15 February 2016
Stephen Brooks

Property rights and miracle trees: Growing climate-smart agriculture in Zambia

Joseph Zulu never uses the term “climate-smart agriculture,” even as he proudly points out the fertilizer trees he planted between rows of crops on his field in Zambia’s eastern province. But whether he uses the term or not, Zulu is a wonderful example of how climate-smart agriculture can be incorporated into traditional farming environments.

Fertilizer trees, such as the Faidherbia albida or msangu as it is known locally, with their ability to increase agricultural productivity and improve crop resilience through enhanced soil fertility and protection, have been described as a miracle tree. Zambia could use such miracles.

Sustainably increasing food production is one of the biggest challenges facing Zambia, where farming supports the livelihood of over 70 percent of the population, including 78 percent of women. Relative to other countries in the region, it has an abundance of fertile land, water, and a favorable climate for agricultural production. Yet, despite these favorable conditions, crop yields are well below global averages and 80 percent of rural Zambians live in extreme poverty.

The riddle of the missing trees

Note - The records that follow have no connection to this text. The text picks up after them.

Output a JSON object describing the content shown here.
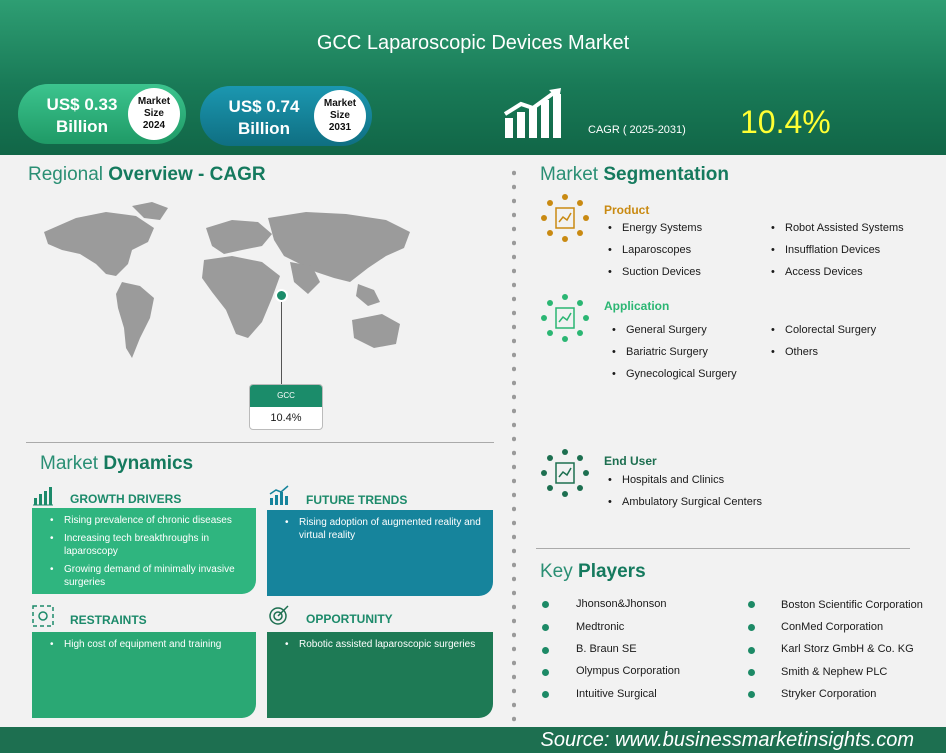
{
  "header": {
    "title": "GCC Laparoscopic Devices Market",
    "market_2024": {
      "amount_line1": "US$ 0.33",
      "amount_line2": "Billion",
      "label_line1": "Market",
      "label_line2": "Size",
      "label_line3": "2024"
    },
    "market_2031": {
      "amount_line1": "US$ 0.74",
      "amount_line2": "Billion",
      "label_line1": "Market",
      "label_line2": "Size",
      "label_line3": "2031"
    },
    "cagr_label": "CAGR ( 2025-2031)",
    "cagr_value": "10.4%"
  },
  "regional": {
    "title_light": "Regional",
    "title_bold": "Overview - CAGR",
    "region_name": "GCC",
    "region_value": "10.4%"
  },
  "dynamics": {
    "title_light": "Market",
    "title_bold": "Dynamics",
    "growth_drivers": {
      "heading": "GROWTH DRIVERS",
      "items": [
        "Rising prevalence of chronic diseases",
        "Increasing tech breakthroughs in laparoscopy",
        "Growing demand of minimally invasive surgeries"
      ]
    },
    "future_trends": {
      "heading": "FUTURE TRENDS",
      "items": [
        "Rising adoption of augmented reality and virtual reality"
      ]
    },
    "restraints": {
      "heading": "RESTRAINTS",
      "items": [
        "High cost of equipment and training"
      ]
    },
    "opportunity": {
      "heading": "OPPORTUNITY",
      "items": [
        "Robotic assisted laparoscopic surgeries"
      ]
    }
  },
  "segmentation": {
    "title_light": "Market",
    "title_bold": "Segmentation",
    "product": {
      "heading": "Product",
      "items": [
        "Energy Systems",
        "Laparoscopes",
        "Suction Devices",
        "Robot Assisted Systems",
        "Insufflation Devices",
        "Access Devices"
      ]
    },
    "application": {
      "heading": "Application",
      "items": [
        "General Surgery",
        "Bariatric Surgery",
        "Gynecological Surgery",
        "Colorectal Surgery",
        "Others"
      ]
    },
    "end_user": {
      "heading": "End User",
      "items": [
        "Hospitals and Clinics",
        "Ambulatory Surgical Centers"
      ]
    }
  },
  "key_players": {
    "title_light": "Key",
    "title_bold": "Players",
    "items": [
      "Jhonson&Jhonson",
      "Medtronic",
      "B. Braun SE",
      "Olympus Corporation",
      "Intuitive Surgical",
      "Boston Scientific Corporation",
      "ConMed Corporation",
      "Karl Storz GmbH & Co. KG",
      "Smith & Nephew PLC",
      "Stryker Corporation"
    ]
  },
  "footer": {
    "source": "Source:  www.businessmarketinsights.com"
  },
  "colors": {
    "primary": "#1b8c6a",
    "accent_yellow": "#ffff33",
    "teal": "#16849c",
    "product": "#c98a12",
    "application": "#2bb673",
    "end_user": "#1d6f50"
  }
}
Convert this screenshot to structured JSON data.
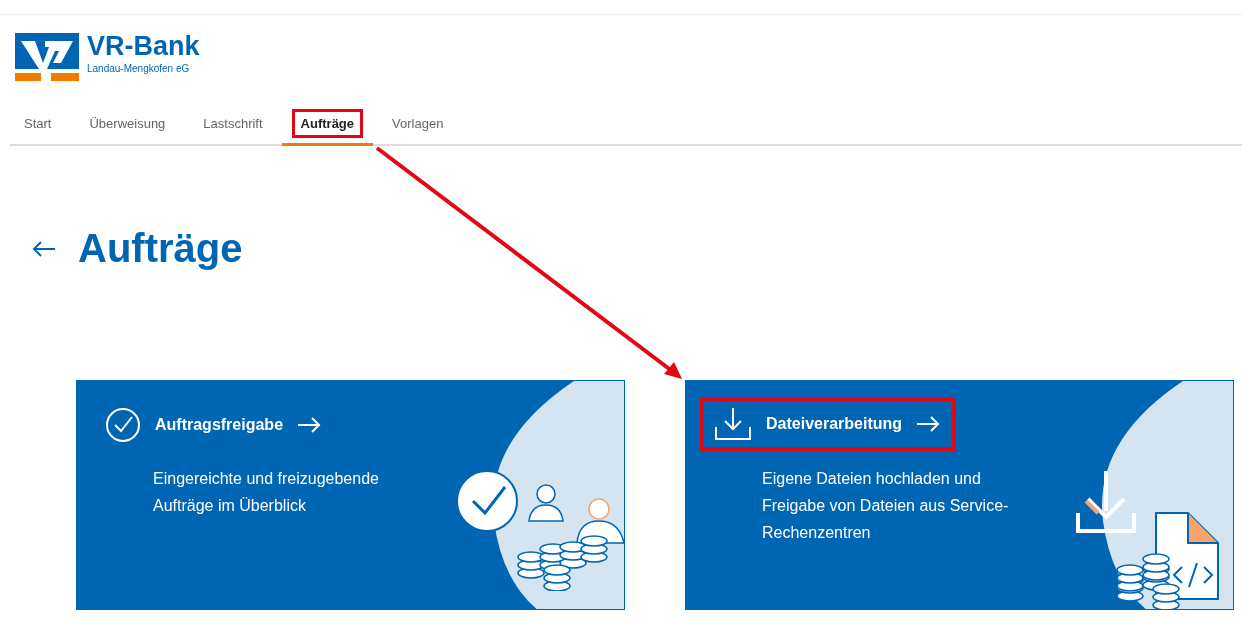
{
  "logo": {
    "name": "VR-Bank",
    "subtitle": "Landau-Mengkofen eG"
  },
  "tabs": [
    {
      "label": "Start",
      "selected": false,
      "highlighted": false
    },
    {
      "label": "Überweisung",
      "selected": false,
      "highlighted": false
    },
    {
      "label": "Lastschrift",
      "selected": false,
      "highlighted": false
    },
    {
      "label": "Aufträge",
      "selected": true,
      "highlighted": true
    },
    {
      "label": "Vorlagen",
      "selected": false,
      "highlighted": false
    }
  ],
  "page_title": "Aufträge",
  "cards": [
    {
      "kind": "approval",
      "title": "Auftragsfreigabe",
      "description": "Eingereichte und freizugebende Aufträge im Überblick",
      "highlighted": false
    },
    {
      "kind": "upload",
      "title": "Dateiverarbeitung",
      "description": "Eigene Dateien hochladen und Freigabe von Dateien aus Service-Rechenzentren",
      "highlighted": true
    }
  ],
  "annotation_arrow": true
}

Even with the important benefits derived from msangu, few local farmers follow Zulu’s lead. Agroforestry tree species are planted on only 6 percent of fields in his district, despite widespread adoption in places like Niger and Burkina Faso. And simple agroforesty techniques — like those practiced by Zulu — have been shown to boost crop yields, providing additional food and income, without contributing to climate change. So why aren’t more Zambian farmers planting fertilizer trees?

One reason might be property rights. The vast majority of rural Zambians live on customary land without formally recognized boundaries to their fields or official documentation of their rights to access, use or own land. When farmers’ property rights are insecure, they may be less likely to plant and sustain trees, conserve resources or make long term improvements to the soil. This may help explain why, in a recent survey, 91 percent of Zambia’s rural population stated a desire to acquire some form of paper documentation for their land.

To meet this demand, the U.S. Agency for International Development  is working with four chiefs and a local NGO to clarify, map and certify customary land rights in 150 villages in eastern Zambia. The program is using low-cost, open source mobile technology on readily available GPS-enabled tablets to map boundaries and record people’s rights and claims to the land. This technological solution is paired with a human one: community participation. Farmers and their neighbors walk the boundaries of their fields together, recording the borders only once all parties agree. The resulting maps are shared with and validated by the wider community and traditional leaders before land certificates are issued. The result is a powerful piece of paper — a certificate that provides greater security and clarity over rights and responsibilities related to land.

Putting theory to the test

The strengthened property rights that result from this process should lead to fewer disputes and greater incentives to invest in and conserve land and resources (by planting more msangu trees, for example). But USAID is not taking this assumption for granted. To rigorously test this hypothesis, the program is conducting a randomized control trial — the gold standard of rigorous, scientific impact evaluations — to measure the effectiveness of the land certification activities.

The results of this evaluation will help answer the question: “How do stronger property rights affect a farmer’s decision to practice climate-smart agriculture, including agroforestry?”

For the government of Zambia, the initial research on this question, along with the methods and lessons from USAID’s program, is already helping to directly inform national-level multistakeholder dialogues on land policy reform. For the global community — and for the millions of people in the developing world living without secure rights to land and resources — the answer to this question could be an important part of shaping efforts to end extreme poverty, reduce hunger and address a rapidly changing climate.


Originally published at Devex.